Making Schools Better

I know from developing our schools with our staff that it takes risk, innovation and sometimes raw courage to make changes that will foster better learning environments for our students. To illustrate, I am reposting an article (April 27, 2015) from Edutopia by Maurice Elias, Professor of Psychology, Director, Rutgers Social-Emotional Learning Lab, Director, the Collaborative Center for Community-Based Research and Service. His points discuss ways for schools to begin to change core beliefs and help their students one small step at a time.  Below is the article.

 It Takes Courage to Make Schools Better

Professor Maurice Elias
Professor Maurice Elias, Rutgers University, says it takes courage to improve our schools. (photo courtesy of Rutgers University)

Courage is not something that is reserved for leaders. Anyone who wants to see a school improve needs it — and needs to be prepared to initiate and participate in courageous conversations.

As an example, let me tell you briefly about besa. This is a main value in Albanian culture. When the Nazis overran Albania in World War II, they demanded all the Jews be turned over for termination. Because of besa — the value of protecting guests even at the cost of one’s own life — the people of Albania, without having meetings or being asked, took all the Jews into their families.

When the King of Albania was confronted by Nazi leaders, he said that were no Jews in Albania and the Nazis were welcome to look. Thousands of lives were saved. The value of besa was lived with courage.

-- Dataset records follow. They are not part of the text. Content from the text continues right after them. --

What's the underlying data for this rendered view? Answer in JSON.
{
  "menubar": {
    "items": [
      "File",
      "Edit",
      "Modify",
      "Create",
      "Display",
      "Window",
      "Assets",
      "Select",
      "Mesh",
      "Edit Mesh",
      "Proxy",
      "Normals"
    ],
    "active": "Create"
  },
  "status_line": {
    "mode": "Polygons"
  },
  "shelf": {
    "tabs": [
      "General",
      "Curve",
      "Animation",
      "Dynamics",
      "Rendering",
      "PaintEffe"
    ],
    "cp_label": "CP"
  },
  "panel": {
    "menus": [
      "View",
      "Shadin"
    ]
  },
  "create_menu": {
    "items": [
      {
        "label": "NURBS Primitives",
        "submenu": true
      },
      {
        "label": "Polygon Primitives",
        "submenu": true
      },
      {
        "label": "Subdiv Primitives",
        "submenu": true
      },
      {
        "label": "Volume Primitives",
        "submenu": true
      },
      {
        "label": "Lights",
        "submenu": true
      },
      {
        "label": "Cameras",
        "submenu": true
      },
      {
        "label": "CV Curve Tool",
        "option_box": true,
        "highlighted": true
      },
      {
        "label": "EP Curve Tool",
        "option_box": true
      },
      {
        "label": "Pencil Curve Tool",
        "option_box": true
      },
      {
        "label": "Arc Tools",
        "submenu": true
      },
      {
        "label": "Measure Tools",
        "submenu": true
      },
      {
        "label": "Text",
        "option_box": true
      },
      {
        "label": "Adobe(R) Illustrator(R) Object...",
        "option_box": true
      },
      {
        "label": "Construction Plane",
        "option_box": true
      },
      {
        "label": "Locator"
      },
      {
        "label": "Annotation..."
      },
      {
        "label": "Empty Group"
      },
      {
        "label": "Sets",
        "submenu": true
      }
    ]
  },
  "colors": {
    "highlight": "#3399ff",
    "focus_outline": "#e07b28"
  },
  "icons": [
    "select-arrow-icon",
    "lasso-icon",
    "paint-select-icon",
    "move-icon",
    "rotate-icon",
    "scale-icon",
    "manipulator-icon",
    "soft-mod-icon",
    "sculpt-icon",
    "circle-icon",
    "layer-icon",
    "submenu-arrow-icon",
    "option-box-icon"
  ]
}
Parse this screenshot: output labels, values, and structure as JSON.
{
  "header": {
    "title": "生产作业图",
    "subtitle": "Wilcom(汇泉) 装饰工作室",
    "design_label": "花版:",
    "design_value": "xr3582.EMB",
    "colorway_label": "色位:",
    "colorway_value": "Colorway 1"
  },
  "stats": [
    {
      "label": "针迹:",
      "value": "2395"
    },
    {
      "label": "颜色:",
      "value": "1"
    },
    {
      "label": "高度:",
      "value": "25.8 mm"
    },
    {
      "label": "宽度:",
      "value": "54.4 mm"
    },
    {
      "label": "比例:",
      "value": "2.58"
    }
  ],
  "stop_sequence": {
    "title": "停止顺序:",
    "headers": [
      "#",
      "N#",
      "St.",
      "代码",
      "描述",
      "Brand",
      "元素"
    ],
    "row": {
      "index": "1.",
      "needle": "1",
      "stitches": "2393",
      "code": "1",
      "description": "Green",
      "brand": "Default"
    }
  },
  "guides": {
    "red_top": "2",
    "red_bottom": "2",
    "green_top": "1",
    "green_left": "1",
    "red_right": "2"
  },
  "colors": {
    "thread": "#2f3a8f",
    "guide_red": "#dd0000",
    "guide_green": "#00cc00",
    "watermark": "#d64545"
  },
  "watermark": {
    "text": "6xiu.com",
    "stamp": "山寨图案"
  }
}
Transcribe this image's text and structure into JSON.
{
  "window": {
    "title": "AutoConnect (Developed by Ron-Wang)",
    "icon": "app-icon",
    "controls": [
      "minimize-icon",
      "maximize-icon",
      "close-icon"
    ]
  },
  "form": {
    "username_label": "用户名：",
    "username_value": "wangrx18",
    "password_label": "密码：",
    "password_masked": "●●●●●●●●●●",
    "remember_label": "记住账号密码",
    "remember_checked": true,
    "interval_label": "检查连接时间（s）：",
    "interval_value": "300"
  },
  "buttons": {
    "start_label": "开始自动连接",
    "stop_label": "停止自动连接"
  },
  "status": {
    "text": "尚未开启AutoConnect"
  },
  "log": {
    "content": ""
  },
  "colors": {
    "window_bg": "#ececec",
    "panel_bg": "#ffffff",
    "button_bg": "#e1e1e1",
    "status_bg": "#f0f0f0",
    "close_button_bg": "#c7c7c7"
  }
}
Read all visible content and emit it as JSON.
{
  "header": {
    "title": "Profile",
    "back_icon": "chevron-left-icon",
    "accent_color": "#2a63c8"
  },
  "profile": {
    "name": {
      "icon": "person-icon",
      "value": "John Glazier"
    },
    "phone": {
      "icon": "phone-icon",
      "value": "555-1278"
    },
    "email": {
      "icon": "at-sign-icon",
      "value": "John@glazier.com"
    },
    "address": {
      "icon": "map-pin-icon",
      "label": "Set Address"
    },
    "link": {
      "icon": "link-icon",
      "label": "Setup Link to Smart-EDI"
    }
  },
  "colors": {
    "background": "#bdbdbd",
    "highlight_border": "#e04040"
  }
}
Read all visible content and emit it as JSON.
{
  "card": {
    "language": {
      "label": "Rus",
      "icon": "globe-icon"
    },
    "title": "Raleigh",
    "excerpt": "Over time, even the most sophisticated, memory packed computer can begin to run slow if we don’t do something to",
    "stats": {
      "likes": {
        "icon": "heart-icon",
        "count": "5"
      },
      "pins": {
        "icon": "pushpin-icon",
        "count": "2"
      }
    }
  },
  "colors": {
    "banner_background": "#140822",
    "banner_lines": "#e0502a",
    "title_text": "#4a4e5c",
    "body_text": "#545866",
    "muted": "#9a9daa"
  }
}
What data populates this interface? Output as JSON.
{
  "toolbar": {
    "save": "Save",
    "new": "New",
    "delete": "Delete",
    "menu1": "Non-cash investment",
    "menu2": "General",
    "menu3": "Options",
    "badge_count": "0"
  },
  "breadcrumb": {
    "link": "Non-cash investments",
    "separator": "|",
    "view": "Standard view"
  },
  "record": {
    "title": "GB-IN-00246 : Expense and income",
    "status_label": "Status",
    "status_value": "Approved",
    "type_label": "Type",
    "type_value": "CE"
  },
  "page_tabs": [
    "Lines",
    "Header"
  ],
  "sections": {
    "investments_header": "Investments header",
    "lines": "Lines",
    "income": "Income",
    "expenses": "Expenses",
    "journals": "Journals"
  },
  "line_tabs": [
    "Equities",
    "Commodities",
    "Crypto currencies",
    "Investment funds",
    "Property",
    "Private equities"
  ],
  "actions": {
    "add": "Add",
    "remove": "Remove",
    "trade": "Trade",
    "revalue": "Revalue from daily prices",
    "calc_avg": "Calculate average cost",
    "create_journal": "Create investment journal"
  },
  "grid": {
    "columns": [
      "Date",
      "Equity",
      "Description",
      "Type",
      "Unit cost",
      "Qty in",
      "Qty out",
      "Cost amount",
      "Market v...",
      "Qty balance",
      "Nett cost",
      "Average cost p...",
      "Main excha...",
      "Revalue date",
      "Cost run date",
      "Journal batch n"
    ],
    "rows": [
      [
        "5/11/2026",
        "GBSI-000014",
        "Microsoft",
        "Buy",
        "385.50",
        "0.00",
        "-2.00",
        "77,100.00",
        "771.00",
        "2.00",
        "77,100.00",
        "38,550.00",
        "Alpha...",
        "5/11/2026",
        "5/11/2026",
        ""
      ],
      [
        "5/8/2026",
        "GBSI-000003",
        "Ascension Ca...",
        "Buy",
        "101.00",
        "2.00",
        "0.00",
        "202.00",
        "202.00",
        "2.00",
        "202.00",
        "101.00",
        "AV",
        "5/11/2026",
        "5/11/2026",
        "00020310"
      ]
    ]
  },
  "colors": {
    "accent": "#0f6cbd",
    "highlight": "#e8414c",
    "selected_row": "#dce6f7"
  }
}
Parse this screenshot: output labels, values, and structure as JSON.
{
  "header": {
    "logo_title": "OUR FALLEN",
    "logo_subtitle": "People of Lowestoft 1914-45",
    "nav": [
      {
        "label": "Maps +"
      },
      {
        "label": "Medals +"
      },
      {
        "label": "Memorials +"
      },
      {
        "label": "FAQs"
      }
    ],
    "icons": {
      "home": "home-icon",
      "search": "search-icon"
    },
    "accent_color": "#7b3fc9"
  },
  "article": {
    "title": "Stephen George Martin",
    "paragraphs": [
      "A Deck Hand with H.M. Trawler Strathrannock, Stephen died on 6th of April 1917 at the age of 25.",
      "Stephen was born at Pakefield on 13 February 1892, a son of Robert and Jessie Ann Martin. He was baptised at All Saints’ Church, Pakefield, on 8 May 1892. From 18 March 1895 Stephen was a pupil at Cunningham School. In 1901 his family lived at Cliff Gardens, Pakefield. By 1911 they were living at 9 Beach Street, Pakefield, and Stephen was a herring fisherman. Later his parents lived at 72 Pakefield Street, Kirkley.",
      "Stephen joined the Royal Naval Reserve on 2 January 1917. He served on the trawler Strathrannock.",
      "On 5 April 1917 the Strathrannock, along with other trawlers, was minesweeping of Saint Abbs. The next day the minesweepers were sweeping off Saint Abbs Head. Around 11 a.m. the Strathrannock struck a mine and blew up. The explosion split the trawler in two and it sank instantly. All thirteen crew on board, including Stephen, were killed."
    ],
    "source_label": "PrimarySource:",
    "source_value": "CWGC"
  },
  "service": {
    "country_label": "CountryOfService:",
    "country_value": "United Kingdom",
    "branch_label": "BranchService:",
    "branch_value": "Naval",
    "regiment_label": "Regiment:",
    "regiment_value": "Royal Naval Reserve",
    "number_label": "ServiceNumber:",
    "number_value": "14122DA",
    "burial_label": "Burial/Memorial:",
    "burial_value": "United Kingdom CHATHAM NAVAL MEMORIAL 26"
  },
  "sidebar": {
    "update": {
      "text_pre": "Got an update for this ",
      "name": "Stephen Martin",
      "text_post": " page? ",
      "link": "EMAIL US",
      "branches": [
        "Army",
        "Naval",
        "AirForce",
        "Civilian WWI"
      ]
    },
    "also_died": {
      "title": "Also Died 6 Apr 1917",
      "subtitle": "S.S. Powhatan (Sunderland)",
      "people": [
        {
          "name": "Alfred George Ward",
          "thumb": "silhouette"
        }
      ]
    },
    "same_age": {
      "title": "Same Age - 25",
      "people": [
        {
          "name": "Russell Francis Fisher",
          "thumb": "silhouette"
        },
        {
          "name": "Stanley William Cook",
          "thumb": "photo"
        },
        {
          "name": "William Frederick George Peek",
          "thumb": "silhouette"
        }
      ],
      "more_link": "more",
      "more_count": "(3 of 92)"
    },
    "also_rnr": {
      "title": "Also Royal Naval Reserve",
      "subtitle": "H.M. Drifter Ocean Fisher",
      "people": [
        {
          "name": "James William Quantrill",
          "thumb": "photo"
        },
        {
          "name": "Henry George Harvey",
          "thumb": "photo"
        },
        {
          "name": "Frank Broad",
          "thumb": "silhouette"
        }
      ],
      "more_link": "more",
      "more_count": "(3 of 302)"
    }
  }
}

At times, you will be asked to go the extra mile, though likely not to the extent required of the Albanians. To go beyond your boundaries — to have a vision and to act on this vision of greater coordination, cooperation, and collaboration — requires courage. Courage requires confronting and overcoming fear of disapproval by colleagues and superiors.

Planning Courageous Conversations

Making one’s school better requires honest conversation, and that requires courage. Maybe it should not have to, but in most cases, it does. Here are some conversation starters that can be used in faculty meetings, grade-level or subject-area planning or preparation periods, or as a professional development activity:

Questions for Discussion

  • What is one practice in which you are currently engaged in your school that you would stop doing?
  • What is one practice you are not doing in your school that you would start doing?
  • What is something you are doing in your school that you question and would finally want to resolve?

If You Had Courage . . .

  • How would you begin a conversation among those in your school about the core ethical principles that you would most want to define what you do, how you do it, and how people will treat one another? 
  • What rituals, routines, and other tangible signs will allow someone to experience/know/see/hear/feel these values when they walk into, walk around in, and spend time in your school? (Think, in particular, about entrances, the main office, hallways, lunchroom, detention room, and staff lounges.)

Getting Started

Use the questions and suggestions above to begin courageous conversations with your colleagues in school. Sometimes it’s helpful to distribute index cards and have individuals write their answers, and then share in pairs or small groups before a general discussion. Hopefully, you will find it enlightening and liberating. Everyone knows the things they should and should not be doing, things they have wanted to change but have never gotten to.

The conversation about core ethical principles will be especially important. While many will apply, you will want to focus on a small number, just three to five, that you will seriously try to implement as part of school culture and climate.

Some examples include respect, dignity, justice, caring, aspirations, integrity, and support. Remember, selecting some focal principles does not mean that you reject the others. It simply means that you have decided on priorities that you will be communicating to students, staff, parents, and the wider community, as well as ensuring experiences that will build these principles in all students.

Having these conversations with even a small number of your colleagues almost invariably leads to improvements in the school climate, better experiences for students, and better outcomes.

Courage to create effective change

Professor Elias makes a good point: it takes courage and intentionality to make a difference in our schools, to create effective change.  I am encouraged there are schools  attempting to do just that.

I encourage all schools to be courageous and to take a few simple steps at a time to create new opportunities for our students to succeed.

Gerry Vassar, President/CEO, Lakeside Educational Network

Source, Edutopia:

Leave a Reply

Your email address will not be published. Required fields are marked *